Problem to work on: Each record should be given back exactly, with none missing.

Material for this exercise:

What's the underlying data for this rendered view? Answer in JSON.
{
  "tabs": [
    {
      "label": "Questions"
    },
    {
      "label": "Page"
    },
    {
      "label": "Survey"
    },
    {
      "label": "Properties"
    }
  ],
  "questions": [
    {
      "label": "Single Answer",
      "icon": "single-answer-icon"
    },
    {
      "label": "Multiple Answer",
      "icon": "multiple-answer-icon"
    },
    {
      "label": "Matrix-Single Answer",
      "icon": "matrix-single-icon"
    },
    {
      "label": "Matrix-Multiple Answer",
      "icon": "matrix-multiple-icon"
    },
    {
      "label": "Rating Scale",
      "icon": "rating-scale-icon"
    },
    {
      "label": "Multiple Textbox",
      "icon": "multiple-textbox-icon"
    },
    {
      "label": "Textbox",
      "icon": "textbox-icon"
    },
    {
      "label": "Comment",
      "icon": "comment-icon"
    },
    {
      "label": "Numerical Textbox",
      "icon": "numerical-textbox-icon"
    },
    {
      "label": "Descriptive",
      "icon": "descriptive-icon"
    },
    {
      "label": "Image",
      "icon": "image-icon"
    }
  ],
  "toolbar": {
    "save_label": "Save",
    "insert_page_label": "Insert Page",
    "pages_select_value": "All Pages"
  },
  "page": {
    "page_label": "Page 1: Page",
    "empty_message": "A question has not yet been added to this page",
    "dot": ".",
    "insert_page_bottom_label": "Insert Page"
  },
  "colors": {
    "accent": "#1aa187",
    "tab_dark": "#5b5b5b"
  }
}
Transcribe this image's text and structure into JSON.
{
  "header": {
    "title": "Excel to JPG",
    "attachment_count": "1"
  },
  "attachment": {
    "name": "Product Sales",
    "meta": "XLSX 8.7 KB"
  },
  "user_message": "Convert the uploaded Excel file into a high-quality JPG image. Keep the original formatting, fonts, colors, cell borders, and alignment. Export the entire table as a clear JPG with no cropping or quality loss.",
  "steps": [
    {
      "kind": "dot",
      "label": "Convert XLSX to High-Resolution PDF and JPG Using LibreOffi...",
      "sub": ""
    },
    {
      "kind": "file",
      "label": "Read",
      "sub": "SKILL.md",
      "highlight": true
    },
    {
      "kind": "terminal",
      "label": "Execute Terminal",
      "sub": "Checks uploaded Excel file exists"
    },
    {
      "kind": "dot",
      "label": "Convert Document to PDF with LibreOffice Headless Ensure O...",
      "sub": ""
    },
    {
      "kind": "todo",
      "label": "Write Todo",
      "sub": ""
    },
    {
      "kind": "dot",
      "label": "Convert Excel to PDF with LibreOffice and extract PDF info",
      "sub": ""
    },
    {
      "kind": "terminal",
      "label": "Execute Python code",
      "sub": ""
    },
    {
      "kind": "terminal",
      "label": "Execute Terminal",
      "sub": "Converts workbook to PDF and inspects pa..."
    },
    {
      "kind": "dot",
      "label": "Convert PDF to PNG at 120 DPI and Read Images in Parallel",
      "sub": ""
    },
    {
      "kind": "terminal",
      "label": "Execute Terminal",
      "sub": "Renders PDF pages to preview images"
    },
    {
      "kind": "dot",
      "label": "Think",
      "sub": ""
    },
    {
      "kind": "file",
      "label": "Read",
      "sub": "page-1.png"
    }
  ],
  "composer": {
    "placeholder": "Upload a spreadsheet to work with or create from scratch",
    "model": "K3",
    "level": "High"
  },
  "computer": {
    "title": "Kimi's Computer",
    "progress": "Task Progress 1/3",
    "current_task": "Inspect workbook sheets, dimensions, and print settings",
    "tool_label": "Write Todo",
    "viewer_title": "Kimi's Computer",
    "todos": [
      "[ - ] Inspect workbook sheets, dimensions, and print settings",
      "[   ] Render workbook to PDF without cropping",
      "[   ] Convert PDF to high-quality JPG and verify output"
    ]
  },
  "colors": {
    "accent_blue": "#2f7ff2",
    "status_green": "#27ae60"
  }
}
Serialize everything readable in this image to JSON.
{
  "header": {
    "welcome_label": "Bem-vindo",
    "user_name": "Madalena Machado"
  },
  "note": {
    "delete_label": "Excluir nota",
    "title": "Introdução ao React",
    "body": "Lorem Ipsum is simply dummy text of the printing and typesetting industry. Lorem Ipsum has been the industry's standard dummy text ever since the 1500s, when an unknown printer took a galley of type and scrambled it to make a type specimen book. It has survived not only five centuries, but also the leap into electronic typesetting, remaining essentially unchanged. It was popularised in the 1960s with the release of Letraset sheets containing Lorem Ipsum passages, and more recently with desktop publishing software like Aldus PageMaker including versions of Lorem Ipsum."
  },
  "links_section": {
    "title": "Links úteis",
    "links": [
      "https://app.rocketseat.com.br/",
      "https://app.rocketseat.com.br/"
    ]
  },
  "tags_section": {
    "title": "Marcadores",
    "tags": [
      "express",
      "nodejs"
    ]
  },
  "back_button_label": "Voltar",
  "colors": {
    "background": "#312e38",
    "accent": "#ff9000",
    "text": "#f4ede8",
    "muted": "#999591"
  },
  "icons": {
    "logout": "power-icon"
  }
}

Your response:
What's the underlying data for this rendered view? Answer in JSON.
{
  "tabs": [
    {
      "label": "Questions"
    },
    {
      "label": "Page"
    },
    {
      "label": "Survey"
    },
    {
      "label": "Properties"
    }
  ],
  "questions": [
    {
      "label": "Single Answer",
      "icon": "single-answer-icon"
    },
    {
      "label": "Multiple Answer",
      "icon": "multiple-answer-icon"
    },
    {
      "label": "Matrix-Single Answer",
      "icon": "matrix-single-icon"
    },
    {
      "label": "Matrix-Multiple Answer",
      "icon": "matrix-multiple-icon"
    },
    {
      "label": "Rating Scale",
      "icon": "rating-scale-icon"
    },
    {
      "label": "Multiple Textbox",
      "icon": "multiple-textbox-icon"
    },
    {
      "label": "Textbox",
      "icon": "textbox-icon"
    },
    {
      "label": "Comment",
      "icon": "comment-icon"
    },
    {
      "label": "Numerical Textbox",
      "icon": "numerical-textbox-icon"
    },
    {
      "label": "Descriptive",
      "icon": "descriptive-icon"
    },
    {
      "label": "Image",
      "icon": "image-icon"
    }
  ],
  "toolbar": {
    "save_label": "Save",
    "insert_page_label": "Insert Page",
    "pages_select_value": "All Pages"
  },
  "page": {
    "page_label": "Page 1: Page",
    "empty_message": "A question has not yet been added to this page",
    "dot": ".",
    "insert_page_bottom_label": "Insert Page"
  },
  "colors": {
    "accent": "#1aa187",
    "tab_dark": "#5b5b5b"
  }
}
Transcribe this image's text and structure into JSON.
{
  "header": {
    "title": "Excel to JPG",
    "attachment_count": "1"
  },
  "attachment": {
    "name": "Product Sales",
    "meta": "XLSX 8.7 KB"
  },
  "user_message": "Convert the uploaded Excel file into a high-quality JPG image. Keep the original formatting, fonts, colors, cell borders, and alignment. Export the entire table as a clear JPG with no cropping or quality loss.",
  "steps": [
    {
      "kind": "dot",
      "label": "Convert XLSX to High-Resolution PDF and JPG Using LibreOffi...",
      "sub": ""
    },
    {
      "kind": "file",
      "label": "Read",
      "sub": "SKILL.md",
      "highlight": true
    },
    {
      "kind": "terminal",
      "label": "Execute Terminal",
      "sub": "Checks uploaded Excel file exists"
    },
    {
      "kind": "dot",
      "label": "Convert Document to PDF with LibreOffice Headless Ensure O...",
      "sub": ""
    },
    {
      "kind": "todo",
      "label": "Write Todo",
      "sub": ""
    },
    {
      "kind": "dot",
      "label": "Convert Excel to PDF with LibreOffice and extract PDF info",
      "sub": ""
    },
    {
      "kind": "terminal",
      "label": "Execute Python code",
      "sub": ""
    },
    {
      "kind": "terminal",
      "label": "Execute Terminal",
      "sub": "Converts workbook to PDF and inspects pa..."
    },
    {
      "kind": "dot",
      "label": "Convert PDF to PNG at 120 DPI and Read Images in Parallel",
      "sub": ""
    },
    {
      "kind": "terminal",
      "label": "Execute Terminal",
      "sub": "Renders PDF pages to preview images"
    },
    {
      "kind": "dot",
      "label": "Think",
      "sub": ""
    },
    {
      "kind": "file",
      "label": "Read",
      "sub": "page-1.png"
    }
  ],
  "composer": {
    "placeholder": "Upload a spreadsheet to work with or create from scratch",
    "model": "K3",
    "level": "High"
  },
  "computer": {
    "title": "Kimi's Computer",
    "progress": "Task Progress 1/3",
    "current_task": "Inspect workbook sheets, dimensions, and print settings",
    "tool_label": "Write Todo",
    "viewer_title": "Kimi's Computer",
    "todos": [
      "[ - ] Inspect workbook sheets, dimensions, and print settings",
      "[   ] Render workbook to PDF without cropping",
      "[   ] Convert PDF to high-quality JPG and verify output"
    ]
  },
  "colors": {
    "accent_blue": "#2f7ff2",
    "status_green": "#27ae60"
  }
}
Serialize everything readable in this image to JSON.
{
  "header": {
    "welcome_label": "Bem-vindo",
    "user_name": "Madalena Machado"
  },
  "note": {
    "delete_label": "Excluir nota",
    "title": "Introdução ao React",
    "body": "Lorem Ipsum is simply dummy text of the printing and typesetting industry. Lorem Ipsum has been the industry's standard dummy text ever since the 1500s, when an unknown printer took a galley of type and scrambled it to make a type specimen book. It has survived not only five centuries, but also the leap into electronic typesetting, remaining essentially unchanged. It was popularised in the 1960s with the release of Letraset sheets containing Lorem Ipsum passages, and more recently with desktop publishing software like Aldus PageMaker including versions of Lorem Ipsum."
  },
  "links_section": {
    "title": "Links úteis",
    "links": [
      "https://app.rocketseat.com.br/",
      "https://app.rocketseat.com.br/"
    ]
  },
  "tags_section": {
    "title": "Marcadores",
    "tags": [
      "express",
      "nodejs"
    ]
  },
  "back_button_label": "Voltar",
  "colors": {
    "background": "#312e38",
    "accent": "#ff9000",
    "text": "#f4ede8",
    "muted": "#999591"
  },
  "icons": {
    "logout": "power-icon"
  }
}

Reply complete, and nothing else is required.